To better

  • measure and understand high mountain atmospheric, hydrological, cryospheric, biological and human-water interaction processes,
  • improve their prediction as coupled systems,
  • diagnose their sensitivities to climate change and propose how they may be managed to promote water sustainability under global change

Science Questions

  1. How different are the observation and measurement approaches amongst INARCH basins and do we expect distinctive differences in our understanding of basin response and hydrological predictability because of the sampling schemes, and data quality and quantity?
  2. How do the predictability, uncertainty and sensitivity of energy and water exchanges vary with changing atmospheric thermodynamics, ecosystem structure and water management in various high mountain regions of the Earth?
  3. What improvements to high mountain energy and water exchange predictability are possible through improved physics in, coupling of, and downscaling of models in complex terrain, and improved and expanded approaches to data collection and assimilation?
  4. To what extent do existing model routines have global validity, are transferable, and meaningful in different mountain environments for providing service to society?
  5. Can mountain systems be predicted and managed to find solutions to help achieve water sustainability in river basins under climate change? 

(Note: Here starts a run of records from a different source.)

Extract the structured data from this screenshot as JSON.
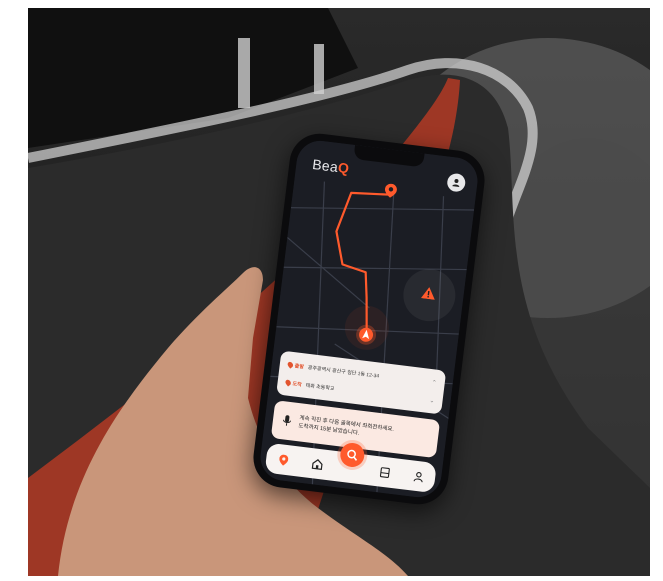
{
  "app": {
    "logo_text": "Bea",
    "logo_accent": "Q"
  },
  "route": {
    "origin_label": "출발",
    "origin_address": "광주광역시 광산구 첨단 1동 12-34",
    "destination_label": "도착",
    "destination_name": "태화 초등학교"
  },
  "voice": {
    "line1": "계속 직진 후 다음 골목에서 좌회전하세요.",
    "line2": "도착까지 15분 남았습니다."
  },
  "icons": {
    "profile": "user-icon",
    "alert": "warning-icon",
    "destination": "map-pin-icon",
    "current": "navigation-arrow-icon",
    "mic": "mic-icon",
    "tabs": [
      "map-pin-icon",
      "home-icon",
      "search-logo-icon",
      "book-icon",
      "person-icon"
    ]
  },
  "colors": {
    "accent": "#ff5a2c",
    "map_bg": "#1b1d24",
    "card_bg": "#f3eeec",
    "voice_bg": "#fbe9e2"
  }
}
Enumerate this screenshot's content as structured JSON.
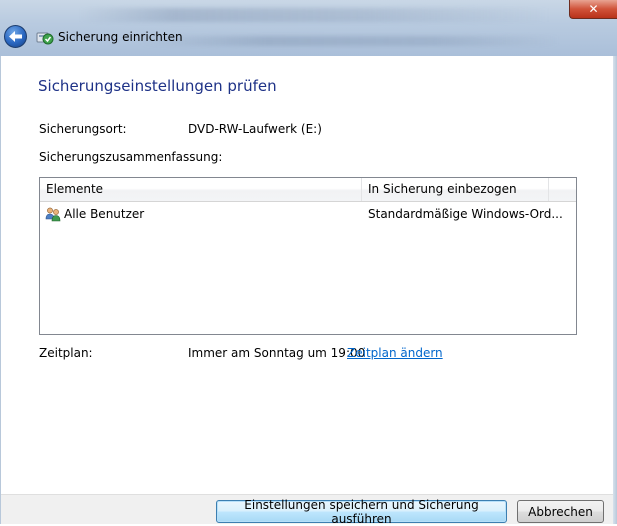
{
  "window": {
    "title": "Sicherung einrichten",
    "close_glyph": "✕"
  },
  "page": {
    "heading": "Sicherungseinstellungen prüfen",
    "location_label": "Sicherungsort:",
    "location_value": "DVD-RW-Laufwerk (E:)",
    "summary_label": "Sicherungszusammenfassung:",
    "schedule_label": "Zeitplan:",
    "schedule_value": "Immer am Sonntag um 19:00",
    "schedule_link": "Zeitplan ändern"
  },
  "list": {
    "columns": [
      "Elemente",
      "In Sicherung einbezogen"
    ],
    "rows": [
      {
        "item": "Alle Benutzer",
        "included": "Standardmäßige Windows-Ord...",
        "icon": "users-icon"
      }
    ]
  },
  "buttons": {
    "save_run": "Einstellungen speichern und Sicherung ausführen",
    "cancel": "Abbrechen"
  },
  "colors": {
    "heading": "#1e3287",
    "link": "#0066cc",
    "default_button_border": "#3c7fb1"
  }
}
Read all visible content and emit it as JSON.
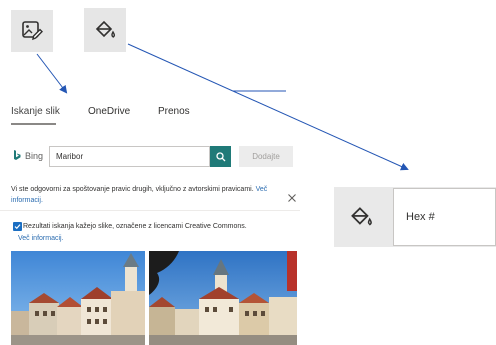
{
  "tabs": [
    {
      "label": "Iskanje slik",
      "active": true
    },
    {
      "label": "OneDrive",
      "active": false
    },
    {
      "label": "Prenos",
      "active": false
    }
  ],
  "search": {
    "brand": "Bing",
    "value": "Maribor",
    "add_label": "Dodajte"
  },
  "notice": {
    "text": "Vi ste odgovorni za spoštovanje pravic drugih, vključno z avtorskimi pravicami.",
    "link": "Več informacij."
  },
  "license": {
    "text": "Rezultati iskanja kažejo slike, označene z licencami Creative Commons.",
    "link": "Več informacij."
  },
  "hex_panel": {
    "label": "Hex #",
    "value": ""
  },
  "colors": {
    "accent": "#1f7a78",
    "arrow": "#2456b4",
    "link": "#2b6cb0",
    "checkbox": "#1b6ec2"
  },
  "icons": {
    "picture_edit": "image-edit-icon",
    "fill_color": "paint-bucket-icon"
  }
}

Eventually contribute to answering - How have mountain atmospheric-cryospheric-hydrological-ecosystem-human systems co-evolved to their current states and how will they respond to climate change over the next century? 

INARCH Workshop Statement 2021

  • We have completed our Phase 1 Science Plan and have a suite of well-instrumented research basins, high-resolution forcing meteorological datasets, and advanced snowdrift-permitting and glacier-resolving hydrological models that are exemplars of Integrated High Mountain Observation and Prediction Systems (IHMOPS).
  • We have used the IHMOPS to improve our scientific understanding, and evaluate observed changes, data and models around the world. The models are being used to estimate the sensitivity of the high mountain cryosphere and hydrology to climate change.
  • We need to
    • provide common and archived observations for basin diagnosis and modelling through a Common Observation Period Experiment (COPE),
    • enhance basin observations with novel and more sensors,
    • Improve, downscale and correct atmospheric forcing datasets using basin observations,
    • develop, improve, compare, and apply multiscale high-fidelity cryosphere-hydrological-water management models to river basins originating in high mountains
    • work with communities to develop plans to predict future water scenarios, build capacity, enhance forecasting systems, answer questions on water futures and evaluate the sustainability of proposed water management solutions.
INARCH has advanced despite COVID-19, but we have new ideas that need deep discussion, and need to reconvene in person at an alpine research site in 2022.

Posters and Presentations

Poster presentations

Oral presentations 





Hotel Portillo and Laguna del Inca in the Andes Mountains, Chile, location of the 4th Annual INARCH Workshop in 2018.